_Description of the task_
One number, and no other words, should make up the answer: how many lines of the listing contain the string "report".

----

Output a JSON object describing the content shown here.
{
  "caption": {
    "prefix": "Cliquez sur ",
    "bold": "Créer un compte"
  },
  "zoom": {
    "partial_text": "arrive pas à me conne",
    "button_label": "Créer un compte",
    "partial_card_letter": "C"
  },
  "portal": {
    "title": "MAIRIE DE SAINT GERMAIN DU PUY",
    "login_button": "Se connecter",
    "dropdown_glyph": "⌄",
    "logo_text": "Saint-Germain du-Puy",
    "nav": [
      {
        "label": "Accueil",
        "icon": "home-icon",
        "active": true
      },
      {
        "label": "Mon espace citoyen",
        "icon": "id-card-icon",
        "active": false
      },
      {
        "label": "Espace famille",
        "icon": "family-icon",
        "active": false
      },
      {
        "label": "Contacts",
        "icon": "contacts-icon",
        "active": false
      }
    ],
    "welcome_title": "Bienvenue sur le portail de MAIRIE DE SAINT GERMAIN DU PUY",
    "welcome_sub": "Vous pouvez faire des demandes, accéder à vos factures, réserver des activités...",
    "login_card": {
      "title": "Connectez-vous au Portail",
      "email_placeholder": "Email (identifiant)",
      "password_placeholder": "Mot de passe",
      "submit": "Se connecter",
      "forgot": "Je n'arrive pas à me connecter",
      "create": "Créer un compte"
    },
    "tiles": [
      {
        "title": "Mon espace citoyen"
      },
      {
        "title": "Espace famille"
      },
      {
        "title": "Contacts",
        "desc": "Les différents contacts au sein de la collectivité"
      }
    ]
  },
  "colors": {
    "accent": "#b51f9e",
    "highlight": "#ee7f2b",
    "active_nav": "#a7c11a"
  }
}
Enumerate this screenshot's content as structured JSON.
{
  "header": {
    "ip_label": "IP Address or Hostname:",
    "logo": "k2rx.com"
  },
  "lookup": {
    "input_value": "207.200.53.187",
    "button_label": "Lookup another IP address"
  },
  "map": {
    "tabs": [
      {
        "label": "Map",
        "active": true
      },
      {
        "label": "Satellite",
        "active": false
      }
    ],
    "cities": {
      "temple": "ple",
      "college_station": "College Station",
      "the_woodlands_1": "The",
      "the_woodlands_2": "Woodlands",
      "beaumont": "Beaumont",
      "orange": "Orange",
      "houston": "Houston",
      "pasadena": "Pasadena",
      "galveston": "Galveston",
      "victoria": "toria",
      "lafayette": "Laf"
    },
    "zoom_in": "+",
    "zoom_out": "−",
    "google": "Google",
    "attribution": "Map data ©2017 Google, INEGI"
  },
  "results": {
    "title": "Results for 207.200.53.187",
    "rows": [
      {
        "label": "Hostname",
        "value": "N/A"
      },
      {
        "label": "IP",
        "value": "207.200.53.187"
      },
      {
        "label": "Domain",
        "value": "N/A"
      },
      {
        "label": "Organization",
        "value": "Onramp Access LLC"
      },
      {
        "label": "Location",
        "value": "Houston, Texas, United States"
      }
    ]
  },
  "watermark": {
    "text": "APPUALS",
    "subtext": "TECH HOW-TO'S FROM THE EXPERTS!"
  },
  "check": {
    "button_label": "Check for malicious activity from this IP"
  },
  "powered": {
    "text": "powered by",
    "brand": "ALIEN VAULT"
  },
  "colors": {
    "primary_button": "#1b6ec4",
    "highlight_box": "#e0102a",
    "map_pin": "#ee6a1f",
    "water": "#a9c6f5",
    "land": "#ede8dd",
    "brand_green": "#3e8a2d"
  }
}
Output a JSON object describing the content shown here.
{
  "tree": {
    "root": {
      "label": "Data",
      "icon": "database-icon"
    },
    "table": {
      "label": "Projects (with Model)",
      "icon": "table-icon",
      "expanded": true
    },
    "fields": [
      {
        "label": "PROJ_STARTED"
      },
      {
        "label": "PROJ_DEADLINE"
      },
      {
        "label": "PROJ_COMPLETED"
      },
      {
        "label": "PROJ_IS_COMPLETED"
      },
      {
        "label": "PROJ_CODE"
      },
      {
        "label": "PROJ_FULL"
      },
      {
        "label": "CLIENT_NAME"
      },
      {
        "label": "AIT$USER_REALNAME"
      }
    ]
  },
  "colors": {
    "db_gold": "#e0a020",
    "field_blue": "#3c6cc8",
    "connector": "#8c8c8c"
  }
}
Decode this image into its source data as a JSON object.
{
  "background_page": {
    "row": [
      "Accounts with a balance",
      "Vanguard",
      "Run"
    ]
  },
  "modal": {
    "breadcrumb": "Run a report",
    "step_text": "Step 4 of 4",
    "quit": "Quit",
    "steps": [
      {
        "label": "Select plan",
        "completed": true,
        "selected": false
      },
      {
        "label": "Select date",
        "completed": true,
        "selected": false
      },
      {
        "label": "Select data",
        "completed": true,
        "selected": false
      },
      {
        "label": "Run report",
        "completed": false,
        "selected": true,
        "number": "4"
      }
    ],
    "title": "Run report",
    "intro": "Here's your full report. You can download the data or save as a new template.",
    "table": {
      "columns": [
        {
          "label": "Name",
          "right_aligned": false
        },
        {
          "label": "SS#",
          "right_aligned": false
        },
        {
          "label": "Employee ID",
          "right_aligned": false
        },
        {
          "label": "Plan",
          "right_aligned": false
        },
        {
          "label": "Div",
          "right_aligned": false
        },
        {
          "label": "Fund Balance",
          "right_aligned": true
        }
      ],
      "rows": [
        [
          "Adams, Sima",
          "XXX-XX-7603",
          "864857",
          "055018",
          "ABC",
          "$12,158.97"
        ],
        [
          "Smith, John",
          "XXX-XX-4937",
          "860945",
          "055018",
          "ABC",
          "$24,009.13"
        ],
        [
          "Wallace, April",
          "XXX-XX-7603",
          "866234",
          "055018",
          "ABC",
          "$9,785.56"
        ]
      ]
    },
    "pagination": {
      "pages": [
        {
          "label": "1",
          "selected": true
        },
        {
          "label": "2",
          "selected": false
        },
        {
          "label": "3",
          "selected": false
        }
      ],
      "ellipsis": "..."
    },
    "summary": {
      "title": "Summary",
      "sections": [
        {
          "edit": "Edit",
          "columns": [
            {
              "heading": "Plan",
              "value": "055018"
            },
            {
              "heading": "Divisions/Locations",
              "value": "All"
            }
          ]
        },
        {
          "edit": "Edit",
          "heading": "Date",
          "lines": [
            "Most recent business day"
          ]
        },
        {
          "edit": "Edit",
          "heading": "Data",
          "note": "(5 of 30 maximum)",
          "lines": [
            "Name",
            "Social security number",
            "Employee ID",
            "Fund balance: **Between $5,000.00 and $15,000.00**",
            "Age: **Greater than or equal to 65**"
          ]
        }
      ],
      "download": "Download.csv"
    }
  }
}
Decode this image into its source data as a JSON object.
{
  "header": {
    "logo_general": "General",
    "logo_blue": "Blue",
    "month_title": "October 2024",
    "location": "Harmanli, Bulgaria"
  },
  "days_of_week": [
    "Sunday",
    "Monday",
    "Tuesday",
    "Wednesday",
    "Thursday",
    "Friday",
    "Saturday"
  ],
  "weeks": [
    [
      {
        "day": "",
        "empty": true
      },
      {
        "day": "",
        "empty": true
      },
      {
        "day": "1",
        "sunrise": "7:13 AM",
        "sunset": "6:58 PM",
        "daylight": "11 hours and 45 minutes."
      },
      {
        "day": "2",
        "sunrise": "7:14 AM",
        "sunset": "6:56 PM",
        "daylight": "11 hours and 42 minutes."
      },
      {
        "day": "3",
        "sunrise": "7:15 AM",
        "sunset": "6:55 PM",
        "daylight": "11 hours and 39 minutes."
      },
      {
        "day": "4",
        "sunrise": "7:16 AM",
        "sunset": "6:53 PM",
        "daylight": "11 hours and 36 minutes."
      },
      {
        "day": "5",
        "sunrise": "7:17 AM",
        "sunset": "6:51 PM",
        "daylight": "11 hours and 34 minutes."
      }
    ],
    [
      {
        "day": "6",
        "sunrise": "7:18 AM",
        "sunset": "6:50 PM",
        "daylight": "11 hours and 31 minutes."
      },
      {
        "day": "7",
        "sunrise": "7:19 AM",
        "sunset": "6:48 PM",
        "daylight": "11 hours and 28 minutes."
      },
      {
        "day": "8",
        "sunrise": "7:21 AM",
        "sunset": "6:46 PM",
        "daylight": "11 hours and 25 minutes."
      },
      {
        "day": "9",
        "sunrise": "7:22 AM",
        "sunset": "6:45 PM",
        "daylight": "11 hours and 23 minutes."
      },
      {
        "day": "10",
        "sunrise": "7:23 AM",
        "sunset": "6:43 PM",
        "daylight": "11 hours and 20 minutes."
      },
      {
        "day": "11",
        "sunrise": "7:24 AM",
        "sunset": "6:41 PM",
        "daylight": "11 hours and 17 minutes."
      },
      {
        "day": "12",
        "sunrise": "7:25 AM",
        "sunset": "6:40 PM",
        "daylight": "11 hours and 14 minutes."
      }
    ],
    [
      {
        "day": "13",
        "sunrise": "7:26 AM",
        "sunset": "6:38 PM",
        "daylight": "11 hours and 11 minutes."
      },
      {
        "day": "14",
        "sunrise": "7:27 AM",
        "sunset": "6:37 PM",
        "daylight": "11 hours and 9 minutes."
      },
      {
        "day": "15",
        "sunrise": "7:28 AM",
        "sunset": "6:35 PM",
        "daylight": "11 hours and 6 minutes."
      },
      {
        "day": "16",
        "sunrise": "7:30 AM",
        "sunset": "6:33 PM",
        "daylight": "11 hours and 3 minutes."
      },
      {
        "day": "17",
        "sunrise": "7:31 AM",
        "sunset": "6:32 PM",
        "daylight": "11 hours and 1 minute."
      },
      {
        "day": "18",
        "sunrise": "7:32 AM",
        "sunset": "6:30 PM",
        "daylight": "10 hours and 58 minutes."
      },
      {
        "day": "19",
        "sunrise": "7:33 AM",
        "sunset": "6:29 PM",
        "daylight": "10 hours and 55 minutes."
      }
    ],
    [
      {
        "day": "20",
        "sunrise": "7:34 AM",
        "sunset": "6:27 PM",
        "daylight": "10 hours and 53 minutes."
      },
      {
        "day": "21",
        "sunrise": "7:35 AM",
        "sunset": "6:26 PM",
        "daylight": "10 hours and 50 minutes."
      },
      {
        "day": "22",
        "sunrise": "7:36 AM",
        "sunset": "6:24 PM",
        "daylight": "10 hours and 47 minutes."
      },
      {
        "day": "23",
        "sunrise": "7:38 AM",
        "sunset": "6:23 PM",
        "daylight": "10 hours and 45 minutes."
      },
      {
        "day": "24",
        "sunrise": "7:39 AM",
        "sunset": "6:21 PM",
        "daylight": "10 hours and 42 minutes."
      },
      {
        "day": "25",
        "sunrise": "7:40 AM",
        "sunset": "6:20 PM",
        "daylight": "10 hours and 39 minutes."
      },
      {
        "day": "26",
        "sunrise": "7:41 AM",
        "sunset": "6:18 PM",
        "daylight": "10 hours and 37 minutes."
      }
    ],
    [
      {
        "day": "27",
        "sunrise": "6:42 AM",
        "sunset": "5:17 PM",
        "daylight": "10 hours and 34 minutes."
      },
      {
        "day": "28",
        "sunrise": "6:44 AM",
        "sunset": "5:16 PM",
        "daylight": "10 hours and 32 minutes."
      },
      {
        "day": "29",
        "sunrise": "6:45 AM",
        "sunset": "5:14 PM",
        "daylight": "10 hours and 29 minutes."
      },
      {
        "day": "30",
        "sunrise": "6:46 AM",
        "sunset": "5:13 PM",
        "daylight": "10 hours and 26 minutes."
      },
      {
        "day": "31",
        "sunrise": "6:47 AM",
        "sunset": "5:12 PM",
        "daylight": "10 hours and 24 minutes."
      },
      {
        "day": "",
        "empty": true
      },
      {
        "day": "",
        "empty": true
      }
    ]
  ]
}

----

_Result_
4